[Extracted entries — start]

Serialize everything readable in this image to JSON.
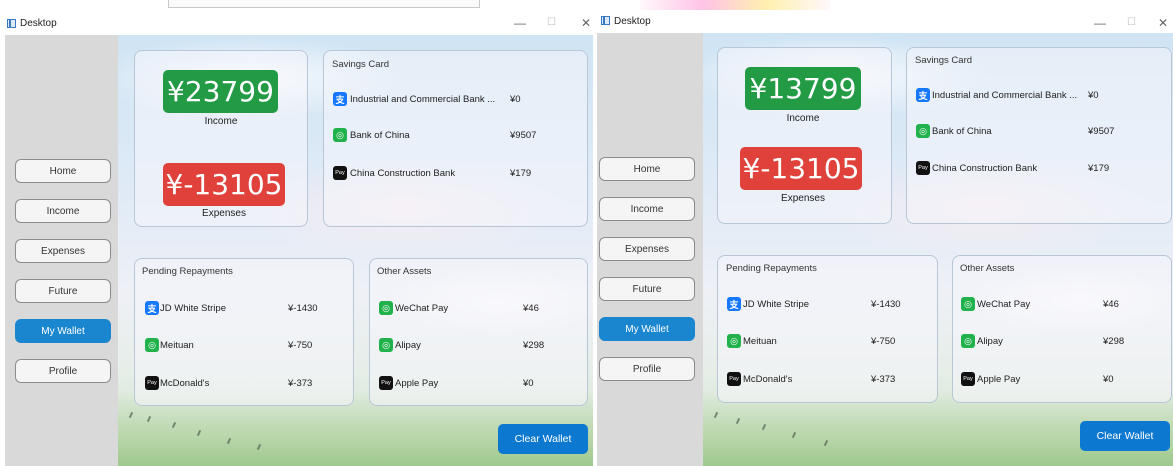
{
  "screens": [
    {
      "window_title": "Desktop",
      "nav": [
        "Home",
        "Income",
        "Expenses",
        "Future",
        "My Wallet",
        "Profile"
      ],
      "active_nav": "My Wallet",
      "income": {
        "amount": "¥23799",
        "label": "Income"
      },
      "expenses": {
        "amount": "¥-13105",
        "label": "Expenses"
      },
      "savings_card": {
        "title": "Savings Card",
        "rows": [
          {
            "icon": "alipay-icon",
            "name": "Industrial and Commercial Bank ...",
            "value": "¥0"
          },
          {
            "icon": "green-pay-icon",
            "name": "Bank of China",
            "value": "¥9507"
          },
          {
            "icon": "apple-pay-icon",
            "name": "China Construction Bank",
            "value": "¥179"
          }
        ]
      },
      "pending_repayments": {
        "title": "Pending Repayments",
        "rows": [
          {
            "icon": "alipay-icon",
            "name": "JD White Stripe",
            "value": "¥-1430"
          },
          {
            "icon": "green-pay-icon",
            "name": "Meituan",
            "value": "¥-750"
          },
          {
            "icon": "apple-pay-icon",
            "name": "McDonald's",
            "value": "¥-373"
          }
        ]
      },
      "other_assets": {
        "title": "Other Assets",
        "rows": [
          {
            "icon": "green-pay-icon",
            "name": "WeChat Pay",
            "value": "¥46"
          },
          {
            "icon": "green-pay-icon",
            "name": "Alipay",
            "value": "¥298"
          },
          {
            "icon": "apple-pay-icon",
            "name": "Apple Pay",
            "value": "¥0"
          }
        ]
      },
      "clear_button": "Clear Wallet"
    },
    {
      "window_title": "Desktop",
      "nav": [
        "Home",
        "Income",
        "Expenses",
        "Future",
        "My Wallet",
        "Profile"
      ],
      "active_nav": "My Wallet",
      "income": {
        "amount": "¥13799",
        "label": "Income"
      },
      "expenses": {
        "amount": "¥-13105",
        "label": "Expenses"
      },
      "savings_card": {
        "title": "Savings Card",
        "rows": [
          {
            "icon": "alipay-icon",
            "name": "Industrial and Commercial Bank ...",
            "value": "¥0"
          },
          {
            "icon": "green-pay-icon",
            "name": "Bank of China",
            "value": "¥9507"
          },
          {
            "icon": "apple-pay-icon",
            "name": "China Construction Bank",
            "value": "¥179"
          }
        ]
      },
      "pending_repayments": {
        "title": "Pending Repayments",
        "rows": [
          {
            "icon": "alipay-icon",
            "name": "JD White Stripe",
            "value": "¥-1430"
          },
          {
            "icon": "green-pay-icon",
            "name": "Meituan",
            "value": "¥-750"
          },
          {
            "icon": "apple-pay-icon",
            "name": "McDonald's",
            "value": "¥-373"
          }
        ]
      },
      "other_assets": {
        "title": "Other Assets",
        "rows": [
          {
            "icon": "green-pay-icon",
            "name": "WeChat Pay",
            "value": "¥46"
          },
          {
            "icon": "green-pay-icon",
            "name": "Alipay",
            "value": "¥298"
          },
          {
            "icon": "apple-pay-icon",
            "name": "Apple Pay",
            "value": "¥0"
          }
        ]
      },
      "clear_button": "Clear Wallet"
    }
  ],
  "icon_glyphs": {
    "alipay-icon": "支",
    "green-pay-icon": "◎",
    "apple-pay-icon": "Pay"
  },
  "colors": {
    "income": "#239b45",
    "expenses": "#e0413a",
    "active_nav": "#1a86cf",
    "clear_button": "#0d78d0"
  }
}
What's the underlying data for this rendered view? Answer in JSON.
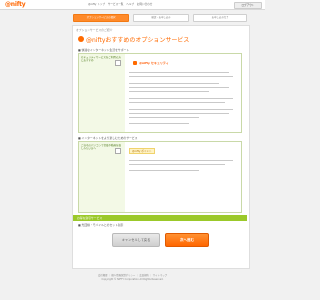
{
  "brand": {
    "logo": "@nifty",
    "accent": "#ff6600",
    "green": "#9bc92a"
  },
  "header": {
    "nav_links": [
      "@nifty トップ",
      "サービス一覧",
      "ヘルプ",
      "お問い合わせ"
    ],
    "util_button": "ログアウト"
  },
  "steps": [
    {
      "label": "オプションサービスの選択",
      "active": true
    },
    {
      "label": "確認・お申し込み",
      "active": false
    },
    {
      "label": "お申し込み完了",
      "active": false
    }
  ],
  "breadcrumb": "オプションサービスのご紹介",
  "page_title": "@niftyおすすめのオプションサービス",
  "sections": [
    {
      "title": "■ 快適なインターネット生活をサポート",
      "box_label": "セキュリティサービスをご利用の方におすすめ",
      "tag": "@nifty セキュリティ",
      "badge": ""
    },
    {
      "title": "■ インターネットをより楽しむためのサービス",
      "box_label": "ご自宅のパソコンで音楽や動画を楽しみたい方へ",
      "tag": "",
      "badge": "@nifty ポイント"
    }
  ],
  "green_bar_label": "お得な割引サービス",
  "section3": {
    "title": "■ 光回線・モバイルとのセット割引",
    "box_label": "通信費をまとめてお得にしたい方へ",
    "tag": "@nifty 割引サービス"
  },
  "buttons": {
    "cancel": "キャンセルして戻る",
    "next": "次へ進む"
  },
  "footer": {
    "links": "会社概要 ｜ 個人情報保護ポリシー ｜ 会員規約 ｜ サイトマップ",
    "copyright": "Copyright © NIFTY Corporation All Rights Reserved."
  }
}
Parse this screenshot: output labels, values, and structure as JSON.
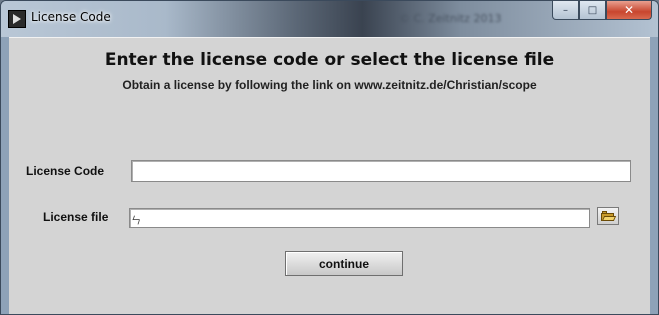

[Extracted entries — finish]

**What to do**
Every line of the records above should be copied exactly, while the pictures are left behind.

**Your solution**
Serialize everything readable in this image to JSON.
{
  "screens": [
    {
      "window_title": "Desktop",
      "nav": [
        "Home",
        "Income",
        "Expenses",
        "Future",
        "My Wallet",
        "Profile"
      ],
      "active_nav": "My Wallet",
      "income": {
        "amount": "¥23799",
        "label": "Income"
      },
      "expenses": {
        "amount": "¥-13105",
        "label": "Expenses"
      },
      "savings_card": {
        "title": "Savings Card",
        "rows": [
          {
            "icon": "alipay-icon",
            "name": "Industrial and Commercial Bank ...",
            "value": "¥0"
          },
          {
            "icon": "green-pay-icon",
            "name": "Bank of China",
            "value": "¥9507"
          },
          {
            "icon": "apple-pay-icon",
            "name": "China Construction Bank",
            "value": "¥179"
          }
        ]
      },
      "pending_repayments": {
        "title": "Pending Repayments",
        "rows": [
          {
            "icon": "alipay-icon",
            "name": "JD White Stripe",
            "value": "¥-1430"
          },
          {
            "icon": "green-pay-icon",
            "name": "Meituan",
            "value": "¥-750"
          },
          {
            "icon": "apple-pay-icon",
            "name": "McDonald's",
            "value": "¥-373"
          }
        ]
      },
      "other_assets": {
        "title": "Other Assets",
        "rows": [
          {
            "icon": "green-pay-icon",
            "name": "WeChat Pay",
            "value": "¥46"
          },
          {
            "icon": "green-pay-icon",
            "name": "Alipay",
            "value": "¥298"
          },
          {
            "icon": "apple-pay-icon",
            "name": "Apple Pay",
            "value": "¥0"
          }
        ]
      },
      "clear_button": "Clear Wallet"
    },
    {
      "window_title": "Desktop",
      "nav": [
        "Home",
        "Income",
        "Expenses",
        "Future",
        "My Wallet",
        "Profile"
      ],
      "active_nav": "My Wallet",
      "income": {
        "amount": "¥13799",
        "label": "Income"
      },
      "expenses": {
        "amount": "¥-13105",
        "label": "Expenses"
      },
      "savings_card": {
        "title": "Savings Card",
        "rows": [
          {
            "icon": "alipay-icon",
            "name": "Industrial and Commercial Bank ...",
            "value": "¥0"
          },
          {
            "icon": "green-pay-icon",
            "name": "Bank of China",
            "value": "¥9507"
          },
          {
            "icon": "apple-pay-icon",
            "name": "China Construction Bank",
            "value": "¥179"
          }
        ]
      },
      "pending_repayments": {
        "title": "Pending Repayments",
        "rows": [
          {
            "icon": "alipay-icon",
            "name": "JD White Stripe",
            "value": "¥-1430"
          },
          {
            "icon": "green-pay-icon",
            "name": "Meituan",
            "value": "¥-750"
          },
          {
            "icon": "apple-pay-icon",
            "name": "McDonald's",
            "value": "¥-373"
          }
        ]
      },
      "other_assets": {
        "title": "Other Assets",
        "rows": [
          {
            "icon": "green-pay-icon",
            "name": "WeChat Pay",
            "value": "¥46"
          },
          {
            "icon": "green-pay-icon",
            "name": "Alipay",
            "value": "¥298"
          },
          {
            "icon": "apple-pay-icon",
            "name": "Apple Pay",
            "value": "¥0"
          }
        ]
      },
      "clear_button": "Clear Wallet"
    }
  ],
  "icon_glyphs": {
    "alipay-icon": "支",
    "green-pay-icon": "◎",
    "apple-pay-icon": "Pay"
  },
  "colors": {
    "income": "#239b45",
    "expenses": "#e0413a",
    "active_nav": "#1a86cf",
    "clear_button": "#0d78d0"
  }
}
What's the underlying data for this rendered view? Answer in JSON.
{
  "brand": {
    "logo": "@nifty",
    "accent": "#ff6600",
    "green": "#9bc92a"
  },
  "header": {
    "nav_links": [
      "@nifty トップ",
      "サービス一覧",
      "ヘルプ",
      "お問い合わせ"
    ],
    "util_button": "ログアウト"
  },
  "steps": [
    {
      "label": "オプションサービスの選択",
      "active": true
    },
    {
      "label": "確認・お申し込み",
      "active": false
    },
    {
      "label": "お申し込み完了",
      "active": false
    }
  ],
  "breadcrumb": "オプションサービスのご紹介",
  "page_title": "@niftyおすすめのオプションサービス",
  "sections": [
    {
      "title": "■ 快適なインターネット生活をサポート",
      "box_label": "セキュリティサービスをご利用の方におすすめ",
      "tag": "@nifty セキュリティ",
      "badge": ""
    },
    {
      "title": "■ インターネットをより楽しむためのサービス",
      "box_label": "ご自宅のパソコンで音楽や動画を楽しみたい方へ",
      "tag": "",
      "badge": "@nifty ポイント"
    }
  ],
  "green_bar_label": "お得な割引サービス",
  "section3": {
    "title": "■ 光回線・モバイルとのセット割引",
    "box_label": "通信費をまとめてお得にしたい方へ",
    "tag": "@nifty 割引サービス"
  },
  "buttons": {
    "cancel": "キャンセルして戻る",
    "next": "次へ進む"
  },
  "footer": {
    "links": "会社概要 ｜ 個人情報保護ポリシー ｜ 会員規約 ｜ サイトマップ",
    "copyright": "Copyright © NIFTY Corporation All Rights Reserved."
  }
}
Parse this screenshot: output labels, values, and structure as JSON.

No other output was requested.